■ **What the task asks**
Using the records that follow, copy every line containing the word "icon".

■ **Data supplied**

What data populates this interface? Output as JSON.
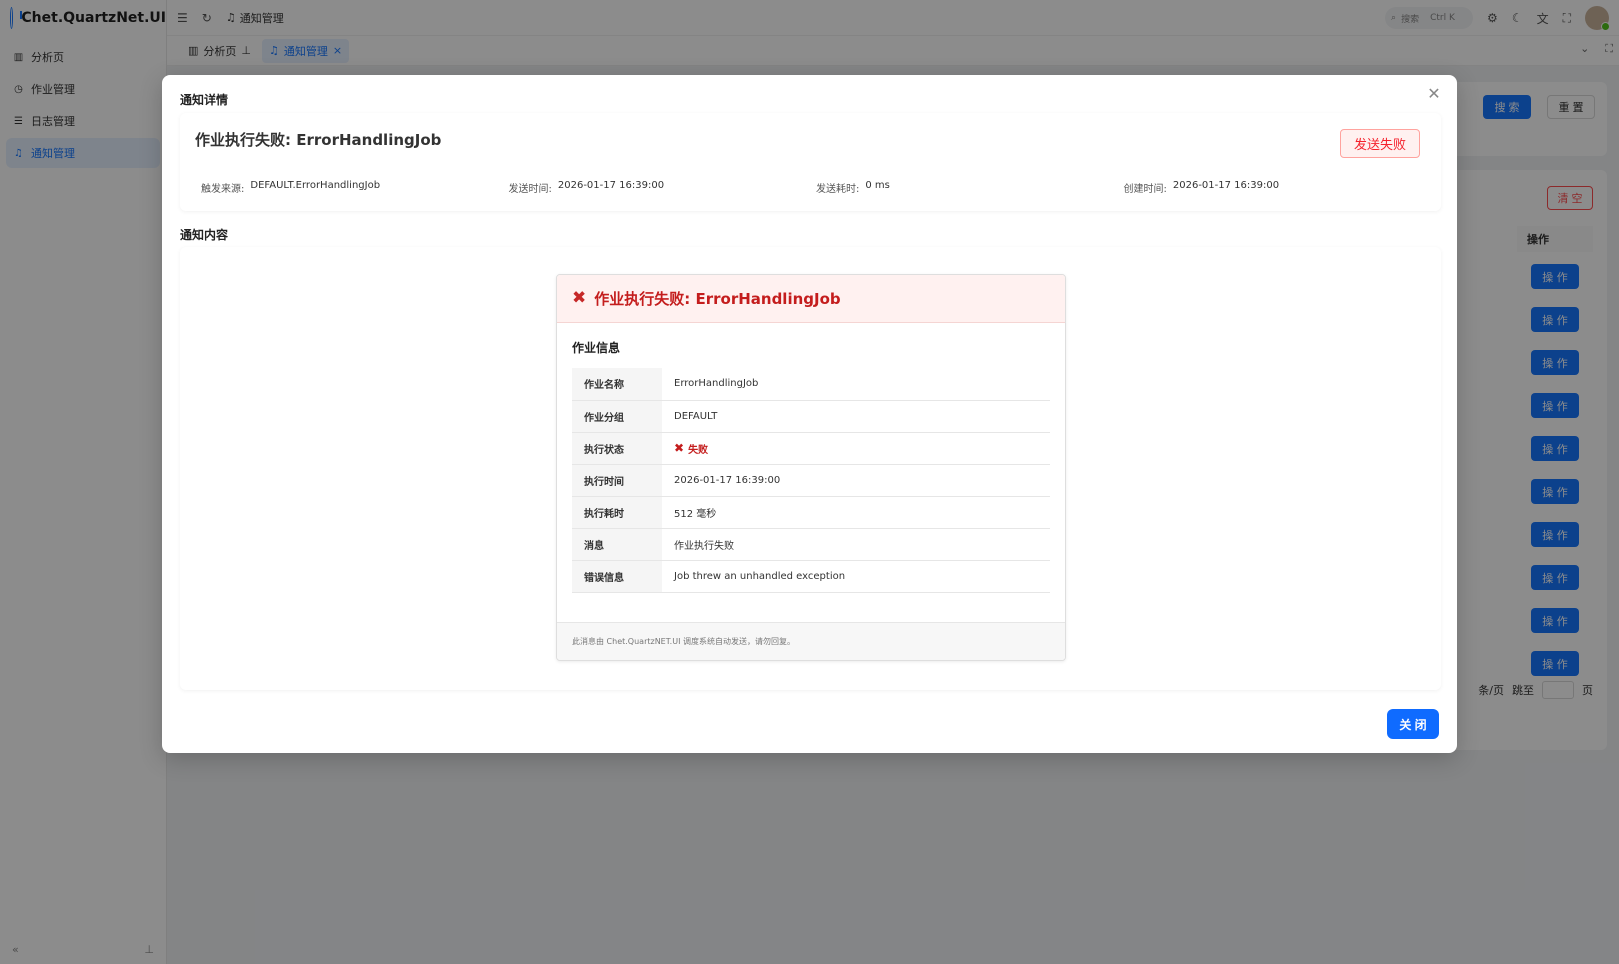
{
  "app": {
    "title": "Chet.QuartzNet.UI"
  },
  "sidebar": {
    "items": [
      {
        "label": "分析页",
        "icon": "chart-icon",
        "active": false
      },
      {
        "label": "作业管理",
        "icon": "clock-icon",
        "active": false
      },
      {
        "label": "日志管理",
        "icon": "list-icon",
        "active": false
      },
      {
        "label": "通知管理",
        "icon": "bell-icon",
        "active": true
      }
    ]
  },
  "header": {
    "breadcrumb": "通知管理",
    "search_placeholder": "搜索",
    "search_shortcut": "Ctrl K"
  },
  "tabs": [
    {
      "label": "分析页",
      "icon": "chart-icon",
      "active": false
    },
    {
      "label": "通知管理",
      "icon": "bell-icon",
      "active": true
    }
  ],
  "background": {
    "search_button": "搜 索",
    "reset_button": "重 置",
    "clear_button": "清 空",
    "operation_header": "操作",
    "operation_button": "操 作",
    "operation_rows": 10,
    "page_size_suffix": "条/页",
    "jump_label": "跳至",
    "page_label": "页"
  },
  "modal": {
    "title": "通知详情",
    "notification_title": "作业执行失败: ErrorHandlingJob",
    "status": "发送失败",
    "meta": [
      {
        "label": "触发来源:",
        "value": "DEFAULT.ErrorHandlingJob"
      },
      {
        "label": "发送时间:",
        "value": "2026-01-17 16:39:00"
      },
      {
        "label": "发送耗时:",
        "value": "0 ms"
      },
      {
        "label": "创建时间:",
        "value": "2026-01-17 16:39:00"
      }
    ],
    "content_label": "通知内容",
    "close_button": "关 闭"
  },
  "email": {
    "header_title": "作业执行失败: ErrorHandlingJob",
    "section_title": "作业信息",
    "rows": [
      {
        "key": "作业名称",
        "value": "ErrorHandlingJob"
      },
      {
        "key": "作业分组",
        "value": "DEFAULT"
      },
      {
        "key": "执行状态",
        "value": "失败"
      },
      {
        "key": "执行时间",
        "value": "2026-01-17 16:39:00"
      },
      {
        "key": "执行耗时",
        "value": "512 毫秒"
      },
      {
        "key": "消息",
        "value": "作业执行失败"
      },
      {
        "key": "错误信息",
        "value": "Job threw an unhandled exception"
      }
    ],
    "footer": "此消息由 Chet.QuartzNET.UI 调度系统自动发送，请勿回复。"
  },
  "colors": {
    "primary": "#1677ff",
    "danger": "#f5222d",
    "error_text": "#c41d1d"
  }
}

■ **Task result**
        "icon": "chart-icon",
        "icon": "clock-icon",
        "icon": "list-icon",
        "icon": "bell-icon",
      "icon": "chart-icon",
      "icon": "bell-icon",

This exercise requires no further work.